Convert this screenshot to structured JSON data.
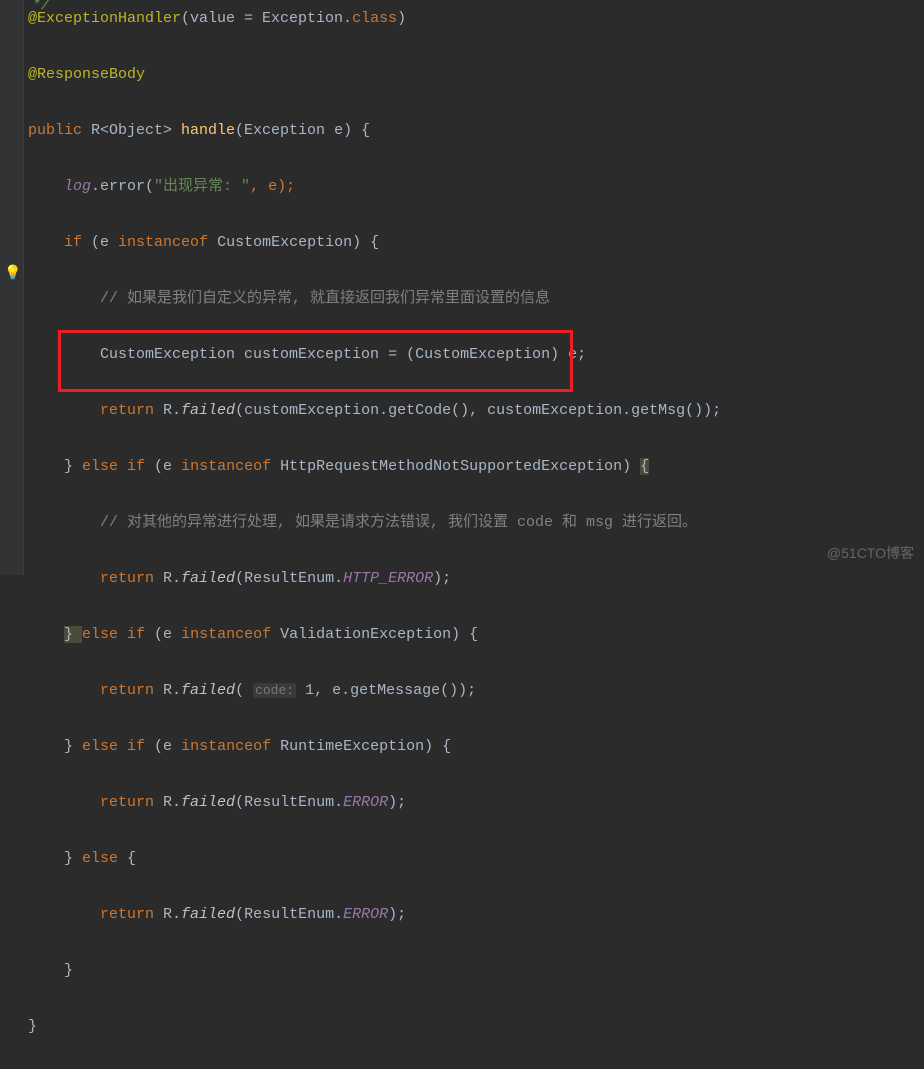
{
  "code": {
    "l0": "*/",
    "l1_anno": "@ExceptionHandler",
    "l1_rest1": "(value = Exception.",
    "l1_class": "class",
    "l1_rest2": ")",
    "l2_anno": "@ResponseBody",
    "l3_kw": "public ",
    "l3_type": "R<Object> ",
    "l3_method": "handle",
    "l3_rest": "(Exception e) {",
    "l4_field": "log",
    "l4_rest1": ".error(",
    "l4_str": "\"出现异常: \"",
    "l4_rest2": ", e);",
    "l5_kw1": "if ",
    "l5_rest1": "(e ",
    "l5_kw2": "instanceof ",
    "l5_rest2": "CustomException) {",
    "l6_comment": "// 如果是我们自定义的异常, 就直接返回我们异常里面设置的信息",
    "l7": "CustomException customException = (CustomException) e;",
    "l8_kw": "return ",
    "l8_cls": "R.",
    "l8_m": "failed",
    "l8_rest": "(customException.getCode(), customException.getMsg());",
    "l9_rest1": "} ",
    "l9_kw1": "else if ",
    "l9_rest2": "(e ",
    "l9_kw2": "instanceof ",
    "l9_rest3": "HttpRequestMethodNotSupportedException) ",
    "l9_brace": "{",
    "l10_comment": "// 对其他的异常进行处理, 如果是请求方法错误, 我们设置 code 和 msg 进行返回。",
    "l11_kw": "return ",
    "l11_cls": "R.",
    "l11_m": "failed",
    "l11_rest1": "(ResultEnum.",
    "l11_enum": "HTTP_ERROR",
    "l11_rest2": ");",
    "l12_rest1": "} ",
    "l12_kw1": "else if ",
    "l12_rest2": "(e ",
    "l12_kw2": "instanceof ",
    "l12_rest3": "ValidationException) {",
    "l13_kw": "return ",
    "l13_cls": "R.",
    "l13_m": "failed",
    "l13_rest1": "( ",
    "l13_hint": "code:",
    "l13_rest2": " 1, e.getMessage());",
    "l14_rest1": "} ",
    "l14_kw1": "else if ",
    "l14_rest2": "(e ",
    "l14_kw2": "instanceof ",
    "l14_rest3": "RuntimeException) {",
    "l15_kw": "return ",
    "l15_cls": "R.",
    "l15_m": "failed",
    "l15_rest1": "(ResultEnum.",
    "l15_enum": "ERROR",
    "l15_rest2": ");",
    "l16_rest1": "} ",
    "l16_kw": "else ",
    "l16_rest2": "{",
    "l17_kw": "return ",
    "l17_cls": "R.",
    "l17_m": "failed",
    "l17_rest1": "(ResultEnum.",
    "l17_enum": "ERROR",
    "l17_rest2": ");",
    "l18": "}",
    "l19": "}"
  },
  "watermark": "@51CTO博客"
}
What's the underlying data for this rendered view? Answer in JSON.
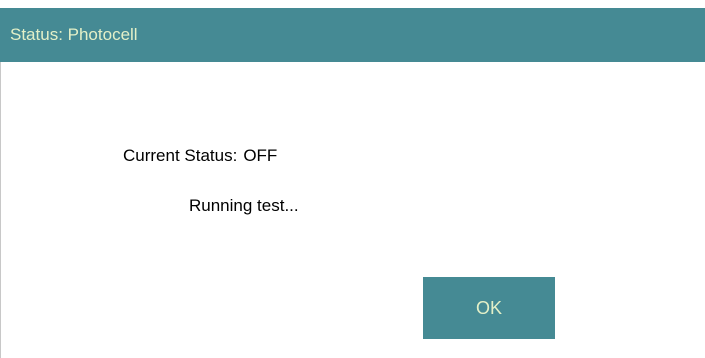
{
  "dialog": {
    "title": "Status: Photocell",
    "status_label": "Current Status:",
    "status_value": "OFF",
    "message": "Running test...",
    "ok_label": "OK"
  },
  "colors": {
    "accent": "#458a94",
    "title_text": "#e3f0c8",
    "body_text": "#000000",
    "background": "#ffffff"
  }
}
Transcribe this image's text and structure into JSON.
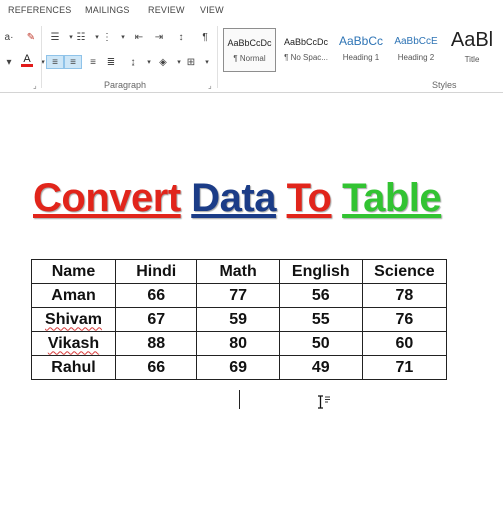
{
  "ribbon_tabs": [
    "REFERENCES",
    "MAILINGS",
    "REVIEW",
    "VIEW"
  ],
  "ribbon": {
    "paragraph_group_label": "Paragraph",
    "styles_group_label": "Styles",
    "styles": [
      {
        "sample": "AaBbCcDc",
        "name": "¶ Normal",
        "selected": true
      },
      {
        "sample": "AaBbCcDc",
        "name": "¶ No Spac...",
        "selected": false
      },
      {
        "sample": "AaBbCc",
        "name": "Heading 1",
        "selected": false
      },
      {
        "sample": "AaBbCcE",
        "name": "Heading 2",
        "selected": false
      },
      {
        "sample": "AaBl",
        "name": "Title",
        "selected": false
      }
    ],
    "icons": {
      "font_color_letter": "A"
    }
  },
  "document": {
    "title_words": [
      {
        "text": "Convert",
        "color": "#e1251b"
      },
      {
        "text": "Data",
        "color": "#1b3c87"
      },
      {
        "text": "To",
        "color": "#e1251b"
      },
      {
        "text": "Table",
        "color": "#32c332"
      }
    ],
    "table": {
      "headers": [
        "Name",
        "Hindi",
        "Math",
        "English",
        "Science"
      ],
      "rows": [
        [
          "Aman",
          "66",
          "77",
          "56",
          "78"
        ],
        [
          "Shivam",
          "67",
          "59",
          "55",
          "76"
        ],
        [
          "Vikash",
          "88",
          "80",
          "50",
          "60"
        ],
        [
          "Rahul",
          "66",
          "69",
          "49",
          "71"
        ]
      ]
    }
  },
  "colors": {
    "accent": "#2b579a",
    "spell_underline": "#d93b3b"
  }
}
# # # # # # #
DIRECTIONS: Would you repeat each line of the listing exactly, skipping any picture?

TASK SOLUTION:
Convert this screenshot to structured JSON data.
{
  "code": {
    "l0": "*/",
    "l1_anno": "@ExceptionHandler",
    "l1_rest1": "(value = Exception.",
    "l1_class": "class",
    "l1_rest2": ")",
    "l2_anno": "@ResponseBody",
    "l3_kw": "public ",
    "l3_type": "R<Object> ",
    "l3_method": "handle",
    "l3_rest": "(Exception e) {",
    "l4_field": "log",
    "l4_rest1": ".error(",
    "l4_str": "\"出现异常: \"",
    "l4_rest2": ", e);",
    "l5_kw1": "if ",
    "l5_rest1": "(e ",
    "l5_kw2": "instanceof ",
    "l5_rest2": "CustomException) {",
    "l6_comment": "// 如果是我们自定义的异常, 就直接返回我们异常里面设置的信息",
    "l7": "CustomException customException = (CustomException) e;",
    "l8_kw": "return ",
    "l8_cls": "R.",
    "l8_m": "failed",
    "l8_rest": "(customException.getCode(), customException.getMsg());",
    "l9_rest1": "} ",
    "l9_kw1": "else if ",
    "l9_rest2": "(e ",
    "l9_kw2": "instanceof ",
    "l9_rest3": "HttpRequestMethodNotSupportedException) ",
    "l9_brace": "{",
    "l10_comment": "// 对其他的异常进行处理, 如果是请求方法错误, 我们设置 code 和 msg 进行返回。",
    "l11_kw": "return ",
    "l11_cls": "R.",
    "l11_m": "failed",
    "l11_rest1": "(ResultEnum.",
    "l11_enum": "HTTP_ERROR",
    "l11_rest2": ");",
    "l12_rest1": "} ",
    "l12_kw1": "else if ",
    "l12_rest2": "(e ",
    "l12_kw2": "instanceof ",
    "l12_rest3": "ValidationException) {",
    "l13_kw": "return ",
    "l13_cls": "R.",
    "l13_m": "failed",
    "l13_rest1": "( ",
    "l13_hint": "code:",
    "l13_rest2": " 1, e.getMessage());",
    "l14_rest1": "} ",
    "l14_kw1": "else if ",
    "l14_rest2": "(e ",
    "l14_kw2": "instanceof ",
    "l14_rest3": "RuntimeException) {",
    "l15_kw": "return ",
    "l15_cls": "R.",
    "l15_m": "failed",
    "l15_rest1": "(ResultEnum.",
    "l15_enum": "ERROR",
    "l15_rest2": ");",
    "l16_rest1": "} ",
    "l16_kw": "else ",
    "l16_rest2": "{",
    "l17_kw": "return ",
    "l17_cls": "R.",
    "l17_m": "failed",
    "l17_rest1": "(ResultEnum.",
    "l17_enum": "ERROR",
    "l17_rest2": ");",
    "l18": "}",
    "l19": "}"
  },
  "watermark": "@51CTO博客"
}
What's the underlying data for this rendered view? Answer in JSON.
{
  "dialog": {
    "title": "Status: Photocell",
    "status_label": "Current Status:",
    "status_value": "OFF",
    "message": "Running test...",
    "ok_label": "OK"
  },
  "colors": {
    "accent": "#458a94",
    "title_text": "#e3f0c8",
    "body_text": "#000000",
    "background": "#ffffff"
  }
}
Transcribe this image's text and structure into JSON.
{
  "ribbon_tabs": [
    "REFERENCES",
    "MAILINGS",
    "REVIEW",
    "VIEW"
  ],
  "ribbon": {
    "paragraph_group_label": "Paragraph",
    "styles_group_label": "Styles",
    "styles": [
      {
        "sample": "AaBbCcDc",
        "name": "¶ Normal",
        "selected": true
      },
      {
        "sample": "AaBbCcDc",
        "name": "¶ No Spac...",
        "selected": false
      },
      {
        "sample": "AaBbCc",
        "name": "Heading 1",
        "selected": false
      },
      {
        "sample": "AaBbCcE",
        "name": "Heading 2",
        "selected": false
      },
      {
        "sample": "AaBl",
        "name": "Title",
        "selected": false
      }
    ],
    "icons": {
      "font_color_letter": "A"
    }
  },
  "document": {
    "title_words": [
      {
        "text": "Convert",
        "color": "#e1251b"
      },
      {
        "text": "Data",
        "color": "#1b3c87"
      },
      {
        "text": "To",
        "color": "#e1251b"
      },
      {
        "text": "Table",
        "color": "#32c332"
      }
    ],
    "table": {
      "headers": [
        "Name",
        "Hindi",
        "Math",
        "English",
        "Science"
      ],
      "rows": [
        [
          "Aman",
          "66",
          "77",
          "56",
          "78"
        ],
        [
          "Shivam",
          "67",
          "59",
          "55",
          "76"
        ],
        [
          "Vikash",
          "88",
          "80",
          "50",
          "60"
        ],
        [
          "Rahul",
          "66",
          "69",
          "49",
          "71"
        ]
      ]
    }
  },
  "colors": {
    "accent": "#2b579a",
    "spell_underline": "#d93b3b"
  }
}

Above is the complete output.